What the task requires ▸
Please write the data out once more, exactly as it is given.

####################

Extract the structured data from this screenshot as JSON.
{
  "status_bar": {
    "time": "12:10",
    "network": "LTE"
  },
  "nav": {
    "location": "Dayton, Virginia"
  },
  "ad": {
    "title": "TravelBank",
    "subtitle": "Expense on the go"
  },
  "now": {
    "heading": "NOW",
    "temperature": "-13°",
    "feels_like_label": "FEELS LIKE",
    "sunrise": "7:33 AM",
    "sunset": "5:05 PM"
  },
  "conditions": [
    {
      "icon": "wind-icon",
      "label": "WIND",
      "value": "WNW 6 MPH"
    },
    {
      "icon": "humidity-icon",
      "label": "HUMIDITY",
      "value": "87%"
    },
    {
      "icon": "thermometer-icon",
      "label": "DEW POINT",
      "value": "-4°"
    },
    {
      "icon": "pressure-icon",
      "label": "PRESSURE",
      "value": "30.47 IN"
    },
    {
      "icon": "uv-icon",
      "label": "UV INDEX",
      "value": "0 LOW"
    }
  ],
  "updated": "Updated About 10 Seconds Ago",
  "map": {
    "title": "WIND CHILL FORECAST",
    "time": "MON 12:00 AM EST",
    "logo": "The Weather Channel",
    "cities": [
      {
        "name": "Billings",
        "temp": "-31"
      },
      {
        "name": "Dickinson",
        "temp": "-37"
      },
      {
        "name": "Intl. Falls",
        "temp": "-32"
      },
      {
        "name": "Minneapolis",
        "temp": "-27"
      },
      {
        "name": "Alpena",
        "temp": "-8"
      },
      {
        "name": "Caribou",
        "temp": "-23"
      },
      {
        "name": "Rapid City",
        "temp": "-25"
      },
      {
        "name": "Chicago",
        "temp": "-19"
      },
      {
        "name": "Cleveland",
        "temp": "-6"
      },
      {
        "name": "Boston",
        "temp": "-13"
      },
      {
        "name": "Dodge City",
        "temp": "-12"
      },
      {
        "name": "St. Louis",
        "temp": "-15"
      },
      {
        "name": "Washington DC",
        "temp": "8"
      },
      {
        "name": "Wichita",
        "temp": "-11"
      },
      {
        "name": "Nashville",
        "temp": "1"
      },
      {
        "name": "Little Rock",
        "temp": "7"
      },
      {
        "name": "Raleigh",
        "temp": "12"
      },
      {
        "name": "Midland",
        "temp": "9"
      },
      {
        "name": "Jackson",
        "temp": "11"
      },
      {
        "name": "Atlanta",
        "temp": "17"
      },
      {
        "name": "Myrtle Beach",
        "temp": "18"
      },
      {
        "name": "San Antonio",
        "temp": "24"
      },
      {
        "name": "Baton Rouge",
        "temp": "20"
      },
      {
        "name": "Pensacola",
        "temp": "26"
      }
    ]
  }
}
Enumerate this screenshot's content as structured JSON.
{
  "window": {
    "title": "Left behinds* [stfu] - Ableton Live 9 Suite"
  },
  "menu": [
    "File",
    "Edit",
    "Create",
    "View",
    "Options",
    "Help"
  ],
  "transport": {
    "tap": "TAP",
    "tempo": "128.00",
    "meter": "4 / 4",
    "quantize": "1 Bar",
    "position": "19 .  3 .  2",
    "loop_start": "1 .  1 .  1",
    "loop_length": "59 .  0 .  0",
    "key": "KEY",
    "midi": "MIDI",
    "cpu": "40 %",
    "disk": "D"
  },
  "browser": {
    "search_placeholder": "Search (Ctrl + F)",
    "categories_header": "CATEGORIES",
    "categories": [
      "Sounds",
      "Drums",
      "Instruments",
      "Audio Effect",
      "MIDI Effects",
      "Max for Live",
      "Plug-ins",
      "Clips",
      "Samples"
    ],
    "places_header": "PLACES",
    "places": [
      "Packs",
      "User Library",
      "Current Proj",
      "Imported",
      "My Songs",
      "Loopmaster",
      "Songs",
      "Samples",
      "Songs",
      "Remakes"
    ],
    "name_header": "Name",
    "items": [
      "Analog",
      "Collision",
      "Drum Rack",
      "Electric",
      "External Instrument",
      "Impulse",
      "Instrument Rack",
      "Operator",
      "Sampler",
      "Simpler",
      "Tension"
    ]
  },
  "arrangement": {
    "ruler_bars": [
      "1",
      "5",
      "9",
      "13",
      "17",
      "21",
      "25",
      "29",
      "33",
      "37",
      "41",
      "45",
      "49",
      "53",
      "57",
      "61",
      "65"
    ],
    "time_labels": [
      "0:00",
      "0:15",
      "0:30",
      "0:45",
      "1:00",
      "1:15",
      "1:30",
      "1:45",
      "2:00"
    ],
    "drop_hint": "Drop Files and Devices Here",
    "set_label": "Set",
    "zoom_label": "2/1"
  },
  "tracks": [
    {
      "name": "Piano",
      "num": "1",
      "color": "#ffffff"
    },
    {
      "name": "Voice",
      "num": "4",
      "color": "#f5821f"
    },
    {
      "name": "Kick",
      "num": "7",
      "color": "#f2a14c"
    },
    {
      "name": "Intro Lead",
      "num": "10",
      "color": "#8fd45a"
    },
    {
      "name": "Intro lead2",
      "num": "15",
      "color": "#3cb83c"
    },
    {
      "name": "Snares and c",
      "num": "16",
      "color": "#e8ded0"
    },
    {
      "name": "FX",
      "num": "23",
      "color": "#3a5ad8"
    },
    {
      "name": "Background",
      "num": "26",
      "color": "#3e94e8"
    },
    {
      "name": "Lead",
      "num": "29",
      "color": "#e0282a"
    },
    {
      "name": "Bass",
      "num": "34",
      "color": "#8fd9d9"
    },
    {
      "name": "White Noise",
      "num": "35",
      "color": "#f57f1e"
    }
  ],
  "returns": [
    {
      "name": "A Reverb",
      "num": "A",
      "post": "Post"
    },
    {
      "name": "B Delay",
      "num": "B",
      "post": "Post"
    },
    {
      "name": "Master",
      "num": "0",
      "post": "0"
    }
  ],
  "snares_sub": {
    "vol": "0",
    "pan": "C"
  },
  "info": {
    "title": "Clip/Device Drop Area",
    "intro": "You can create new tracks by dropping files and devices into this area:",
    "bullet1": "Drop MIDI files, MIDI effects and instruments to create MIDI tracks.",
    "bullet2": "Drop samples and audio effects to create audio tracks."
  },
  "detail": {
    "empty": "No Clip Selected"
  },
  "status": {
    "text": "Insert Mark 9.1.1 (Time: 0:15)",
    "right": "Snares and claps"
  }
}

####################

Task result ▸
Extract the structured data from this screenshot as JSON.
{
  "status_bar": {
    "time": "12:10",
    "network": "LTE"
  },
  "nav": {
    "location": "Dayton, Virginia"
  },
  "ad": {
    "title": "TravelBank",
    "subtitle": "Expense on the go"
  },
  "now": {
    "heading": "NOW",
    "temperature": "-13°",
    "feels_like_label": "FEELS LIKE",
    "sunrise": "7:33 AM",
    "sunset": "5:05 PM"
  },
  "conditions": [
    {
      "icon": "wind-icon",
      "label": "WIND",
      "value": "WNW 6 MPH"
    },
    {
      "icon": "humidity-icon",
      "label": "HUMIDITY",
      "value": "87%"
    },
    {
      "icon": "thermometer-icon",
      "label": "DEW POINT",
      "value": "-4°"
    },
    {
      "icon": "pressure-icon",
      "label": "PRESSURE",
      "value": "30.47 IN"
    },
    {
      "icon": "uv-icon",
      "label": "UV INDEX",
      "value": "0 LOW"
    }
  ],
  "updated": "Updated About 10 Seconds Ago",
  "map": {
    "title": "WIND CHILL FORECAST",
    "time": "MON 12:00 AM EST",
    "logo": "The Weather Channel",
    "cities": [
      {
        "name": "Billings",
        "temp": "-31"
      },
      {
        "name": "Dickinson",
        "temp": "-37"
      },
      {
        "name": "Intl. Falls",
        "temp": "-32"
      },
      {
        "name": "Minneapolis",
        "temp": "-27"
      },
      {
        "name": "Alpena",
        "temp": "-8"
      },
      {
        "name": "Caribou",
        "temp": "-23"
      },
      {
        "name": "Rapid City",
        "temp": "-25"
      },
      {
        "name": "Chicago",
        "temp": "-19"
      },
      {
        "name": "Cleveland",
        "temp": "-6"
      },
      {
        "name": "Boston",
        "temp": "-13"
      },
      {
        "name": "Dodge City",
        "temp": "-12"
      },
      {
        "name": "St. Louis",
        "temp": "-15"
      },
      {
        "name": "Washington DC",
        "temp": "8"
      },
      {
        "name": "Wichita",
        "temp": "-11"
      },
      {
        "name": "Nashville",
        "temp": "1"
      },
      {
        "name": "Little Rock",
        "temp": "7"
      },
      {
        "name": "Raleigh",
        "temp": "12"
      },
      {
        "name": "Midland",
        "temp": "9"
      },
      {
        "name": "Jackson",
        "temp": "11"
      },
      {
        "name": "Atlanta",
        "temp": "17"
      },
      {
        "name": "Myrtle Beach",
        "temp": "18"
      },
      {
        "name": "San Antonio",
        "temp": "24"
      },
      {
        "name": "Baton Rouge",
        "temp": "20"
      },
      {
        "name": "Pensacola",
        "temp": "26"
      }
    ]
  }
}
Enumerate this screenshot's content as structured JSON.
{
  "window": {
    "title": "Left behinds* [stfu] - Ableton Live 9 Suite"
  },
  "menu": [
    "File",
    "Edit",
    "Create",
    "View",
    "Options",
    "Help"
  ],
  "transport": {
    "tap": "TAP",
    "tempo": "128.00",
    "meter": "4 / 4",
    "quantize": "1 Bar",
    "position": "19 .  3 .  2",
    "loop_start": "1 .  1 .  1",
    "loop_length": "59 .  0 .  0",
    "key": "KEY",
    "midi": "MIDI",
    "cpu": "40 %",
    "disk": "D"
  },
  "browser": {
    "search_placeholder": "Search (Ctrl + F)",
    "categories_header": "CATEGORIES",
    "categories": [
      "Sounds",
      "Drums",
      "Instruments",
      "Audio Effect",
      "MIDI Effects",
      "Max for Live",
      "Plug-ins",
      "Clips",
      "Samples"
    ],
    "places_header": "PLACES",
    "places": [
      "Packs",
      "User Library",
      "Current Proj",
      "Imported",
      "My Songs",
      "Loopmaster",
      "Songs",
      "Samples",
      "Songs",
      "Remakes"
    ],
    "name_header": "Name",
    "items": [
      "Analog",
      "Collision",
      "Drum Rack",
      "Electric",
      "External Instrument",
      "Impulse",
      "Instrument Rack",
      "Operator",
      "Sampler",
      "Simpler",
      "Tension"
    ]
  },
  "arrangement": {
    "ruler_bars": [
      "1",
      "5",
      "9",
      "13",
      "17",
      "21",
      "25",
      "29",
      "33",
      "37",
      "41",
      "45",
      "49",
      "53",
      "57",
      "61",
      "65"
    ],
    "time_labels": [
      "0:00",
      "0:15",
      "0:30",
      "0:45",
      "1:00",
      "1:15",
      "1:30",
      "1:45",
      "2:00"
    ],
    "drop_hint": "Drop Files and Devices Here",
    "set_label": "Set",
    "zoom_label": "2/1"
  },
  "tracks": [
    {
      "name": "Piano",
      "num": "1",
      "color": "#ffffff"
    },
    {
      "name": "Voice",
      "num": "4",
      "color": "#f5821f"
    },
    {
      "name": "Kick",
      "num": "7",
      "color": "#f2a14c"
    },
    {
      "name": "Intro Lead",
      "num": "10",
      "color": "#8fd45a"
    },
    {
      "name": "Intro lead2",
      "num": "15",
      "color": "#3cb83c"
    },
    {
      "name": "Snares and c",
      "num": "16",
      "color": "#e8ded0"
    },
    {
      "name": "FX",
      "num": "23",
      "color": "#3a5ad8"
    },
    {
      "name": "Background",
      "num": "26",
      "color": "#3e94e8"
    },
    {
      "name": "Lead",
      "num": "29",
      "color": "#e0282a"
    },
    {
      "name": "Bass",
      "num": "34",
      "color": "#8fd9d9"
    },
    {
      "name": "White Noise",
      "num": "35",
      "color": "#f57f1e"
    }
  ],
  "returns": [
    {
      "name": "A Reverb",
      "num": "A",
      "post": "Post"
    },
    {
      "name": "B Delay",
      "num": "B",
      "post": "Post"
    },
    {
      "name": "Master",
      "num": "0",
      "post": "0"
    }
  ],
  "snares_sub": {
    "vol": "0",
    "pan": "C"
  },
  "info": {
    "title": "Clip/Device Drop Area",
    "intro": "You can create new tracks by dropping files and devices into this area:",
    "bullet1": "Drop MIDI files, MIDI effects and instruments to create MIDI tracks.",
    "bullet2": "Drop samples and audio effects to create audio tracks."
  },
  "detail": {
    "empty": "No Clip Selected"
  },
  "status": {
    "text": "Insert Mark 9.1.1 (Time: 0:15)",
    "right": "Snares and claps"
  }
}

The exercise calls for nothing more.